## DATASET ENTRIES
· · · · · · ·
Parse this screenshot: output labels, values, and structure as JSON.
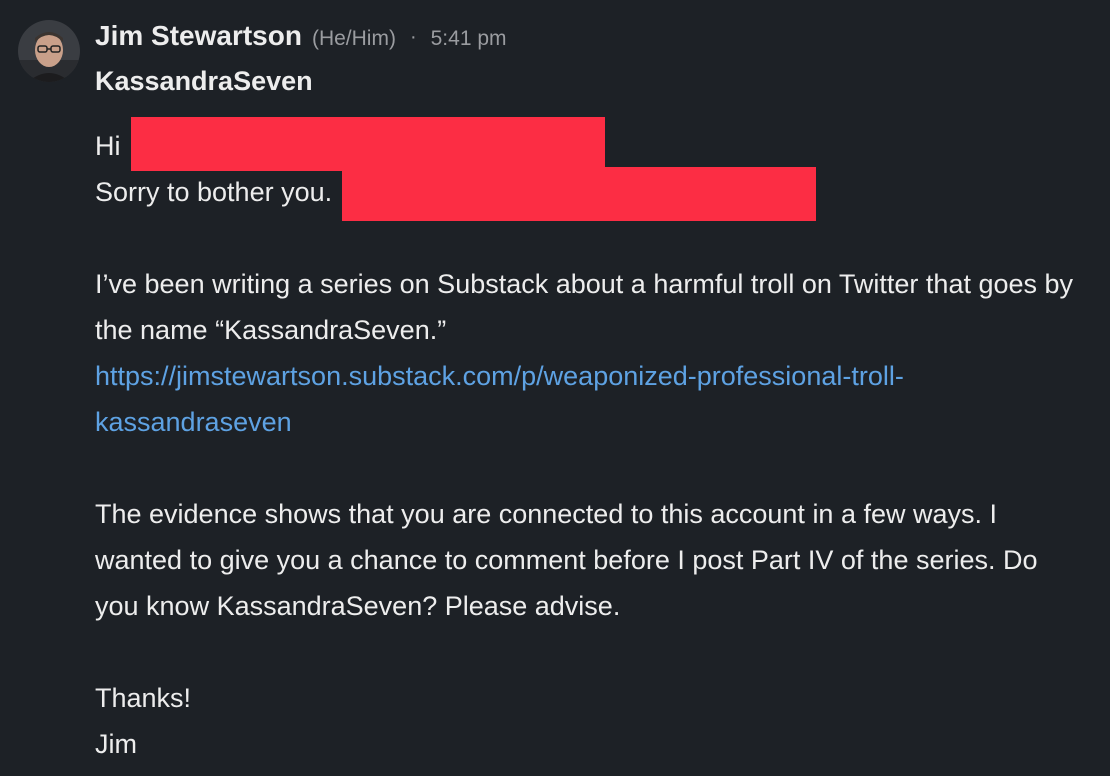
{
  "sender": {
    "name": "Jim Stewartson",
    "pronouns": "(He/Him)",
    "separator": "·",
    "time": "5:41 pm"
  },
  "subject": "KassandraSeven",
  "message": {
    "greeting": "Hi",
    "apology": "Sorry to bother you.",
    "paragraph1": "I’ve been writing a series on Substack about a harmful troll on Twitter that goes by the name “KassandraSeven.”",
    "link_line1": "https://jimstewartson.substack.com/p/weaponized-professional-troll-",
    "link_line2": "kassandraseven",
    "paragraph2": "The evidence shows that you are connected to this account in a few ways. I wanted to give you a chance to comment before I post Part IV of the series. Do you know KassandraSeven? Please advise.",
    "closing": "Thanks!",
    "signature": "Jim"
  },
  "colors": {
    "background": "#1d2126",
    "text": "#ededed",
    "muted": "#9a9ca0",
    "link": "#5ea2e3",
    "redaction": "#fc2d44"
  },
  "icons": {
    "avatar": "profile-photo"
  }
}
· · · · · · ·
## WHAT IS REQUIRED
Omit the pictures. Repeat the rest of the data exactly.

## COMPLETED TASK
Parse this screenshot: output labels, values, and structure as JSON.
{
  "sender": {
    "name": "Jim Stewartson",
    "pronouns": "(He/Him)",
    "separator": "·",
    "time": "5:41 pm"
  },
  "subject": "KassandraSeven",
  "message": {
    "greeting": "Hi",
    "apology": "Sorry to bother you.",
    "paragraph1": "I’ve been writing a series on Substack about a harmful troll on Twitter that goes by the name “KassandraSeven.”",
    "link_line1": "https://jimstewartson.substack.com/p/weaponized-professional-troll-",
    "link_line2": "kassandraseven",
    "paragraph2": "The evidence shows that you are connected to this account in a few ways. I wanted to give you a chance to comment before I post Part IV of the series. Do you know KassandraSeven? Please advise.",
    "closing": "Thanks!",
    "signature": "Jim"
  },
  "colors": {
    "background": "#1d2126",
    "text": "#ededed",
    "muted": "#9a9ca0",
    "link": "#5ea2e3",
    "redaction": "#fc2d44"
  },
  "icons": {
    "avatar": "profile-photo"
  }
}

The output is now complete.